Institute for Socio-Economic Analysis held the second round table regarding the issue related to acceleration of tobacco taxation policy in Montenegro.
Venue: Centre Ville Hotel, Podgorica
Institute for Socio-Economic Analysis held the second round table regarding the issue related to acceleration of tobacco taxation policy in Montenegro. The aim of the research in this year was to focus not only on the consumption sensitivity to cigarettes price changes, but as well to estimate the prevalence elasticity, according to the Household Budget Survey data. Moreover, the analysis was conducted by income groups, in order to asses smoking behavior of households by socioeconomic status.

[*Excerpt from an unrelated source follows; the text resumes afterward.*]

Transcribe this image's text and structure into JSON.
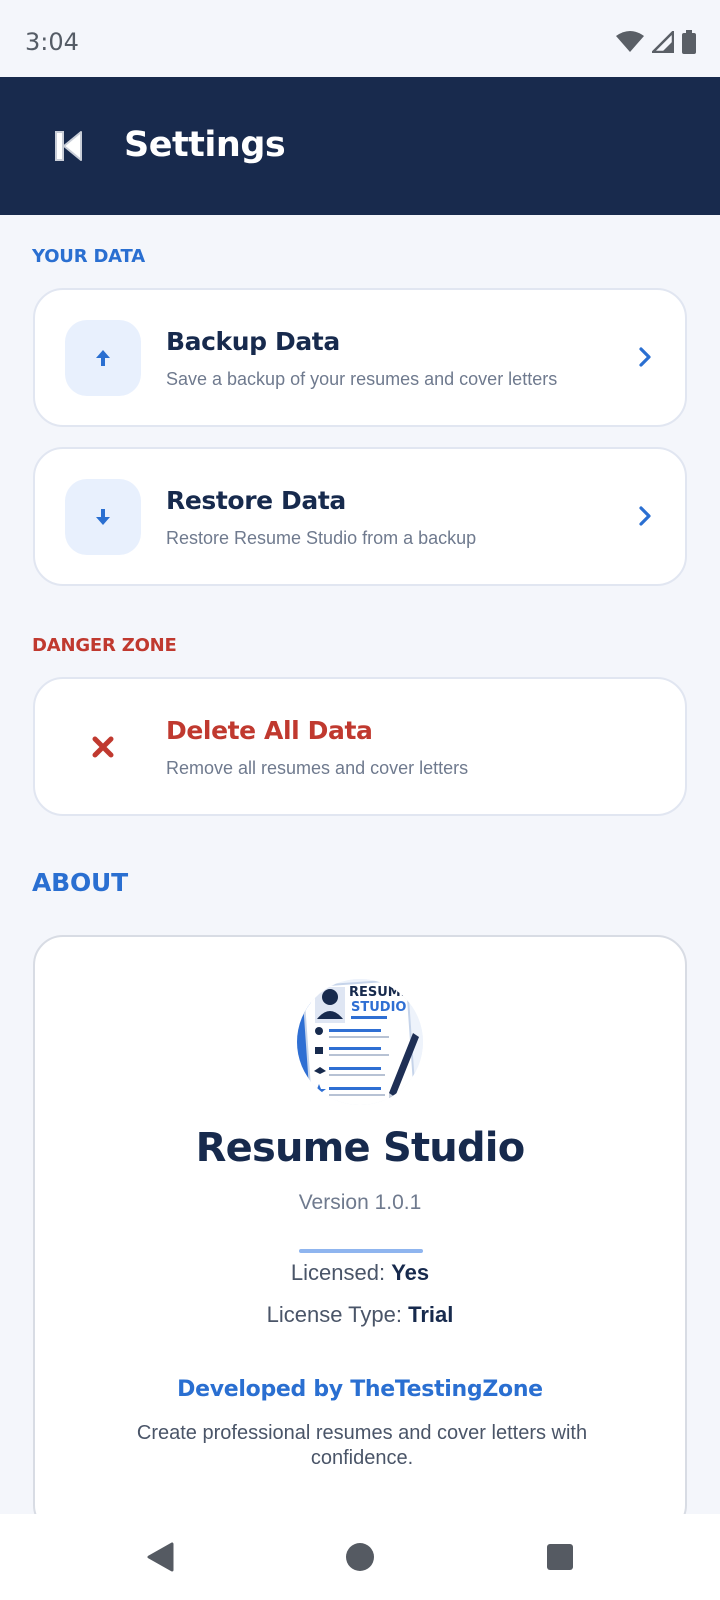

The participants of the round table are representing the most important stakeholders in this area of research, based on their impact on policy decision-making: Ministry of Finance (Directorate for Tax and Custom System), Ministry of Health (Directorate for international cooperation and regulatory harmonization), Institute for Public Health (Center for Health promotion), as well as Statistical office – Monstat and NGO sector (Montenegrin Society for the Fight Against Cancer, Red Cross of Montenegro).

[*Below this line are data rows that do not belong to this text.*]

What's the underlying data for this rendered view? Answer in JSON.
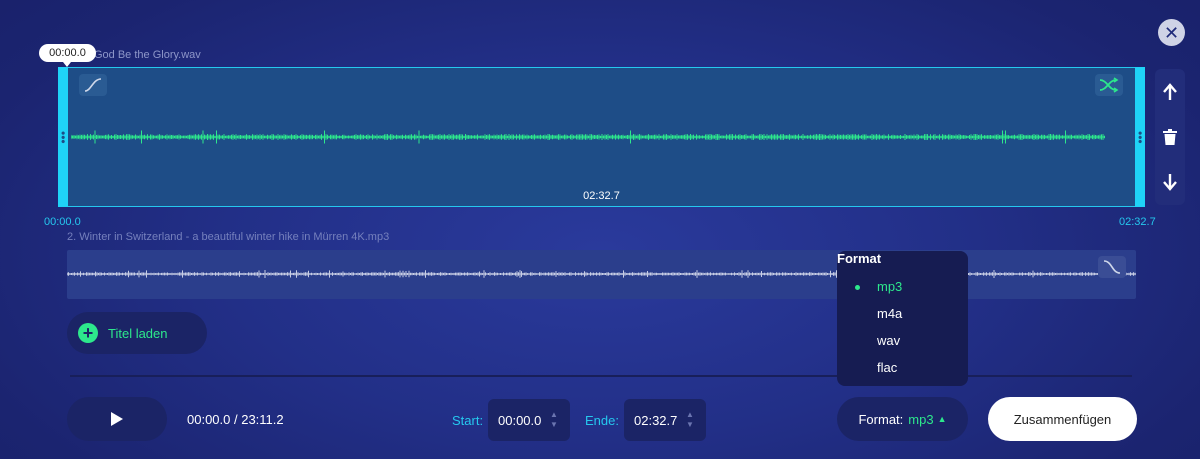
{
  "track1": {
    "label": "God Be the Glory.wav",
    "cursor_time": "00:00.0",
    "duration": "02:32.7",
    "range_start": "00:00.0",
    "range_end": "02:32.7"
  },
  "track2": {
    "label": "2. Winter in Switzerland - a beautiful winter hike in Mürren 4K.mp3"
  },
  "load_button": {
    "label": "Titel laden"
  },
  "player": {
    "timecode": "00:00.0 / 23:11.2",
    "start_label": "Start:",
    "start_value": "00:00.0",
    "end_label": "Ende:",
    "end_value": "02:32.7"
  },
  "format": {
    "button_label": "Format:",
    "selected": "mp3",
    "dropdown_title": "Format",
    "options": [
      "mp3",
      "m4a",
      "wav",
      "flac"
    ]
  },
  "merge_button": {
    "label": "Zusammenfügen"
  },
  "colors": {
    "accent_cyan": "#25c8ee",
    "accent_green": "#2de88c",
    "background": "#222f87"
  },
  "icons": {
    "close": "close-icon",
    "fade_in": "fade-in-icon",
    "shuffle": "shuffle-icon",
    "move_up": "arrow-up-icon",
    "delete": "trash-icon",
    "move_down": "arrow-down-icon",
    "fade_out": "fade-out-icon",
    "play": "play-icon",
    "add": "plus-icon"
  }
}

First session was dedicated to the presentation of the research main results. The ISEA findings showed that poor households are much more sensitive to price changes, which is especially important in the context of poverty and growing disparities in health. Moreover, taking into account the overall high prevalence, specifically in the low-income group, it was suggested for policy makers to apply both evidence-based price and non-price policies.

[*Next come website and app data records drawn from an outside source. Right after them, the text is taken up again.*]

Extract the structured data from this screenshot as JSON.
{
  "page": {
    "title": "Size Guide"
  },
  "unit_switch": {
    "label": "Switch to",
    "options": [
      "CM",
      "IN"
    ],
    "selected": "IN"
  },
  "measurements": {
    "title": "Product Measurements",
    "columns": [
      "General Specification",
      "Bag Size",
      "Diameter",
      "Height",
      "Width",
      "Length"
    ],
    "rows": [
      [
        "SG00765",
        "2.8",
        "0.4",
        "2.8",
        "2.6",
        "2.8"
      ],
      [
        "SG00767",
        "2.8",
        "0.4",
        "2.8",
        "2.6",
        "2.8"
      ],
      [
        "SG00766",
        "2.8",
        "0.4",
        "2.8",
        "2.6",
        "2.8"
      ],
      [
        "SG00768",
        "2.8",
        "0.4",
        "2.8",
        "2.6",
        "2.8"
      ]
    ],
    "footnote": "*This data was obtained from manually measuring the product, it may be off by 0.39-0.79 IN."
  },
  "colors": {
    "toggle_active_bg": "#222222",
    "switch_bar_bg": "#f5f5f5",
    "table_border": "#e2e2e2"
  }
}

Increases in cigarette taxes, especially through a specific tax would, according to ISEA simulation, significantly decrease cigarette consumption, while increasing public revenues. In that manner, initiation would be reduced, while stimulating cessation. The effects would be mostly pronounced in low- and middle-income households.
The discussion led to the conclusion that progressive increase in excise taxes would lead to decrease in prevalence and consumption, aligned with strengthening stakeholder’s cooperation. This would contribute to more effective implementation of tobacco taxation policy and control.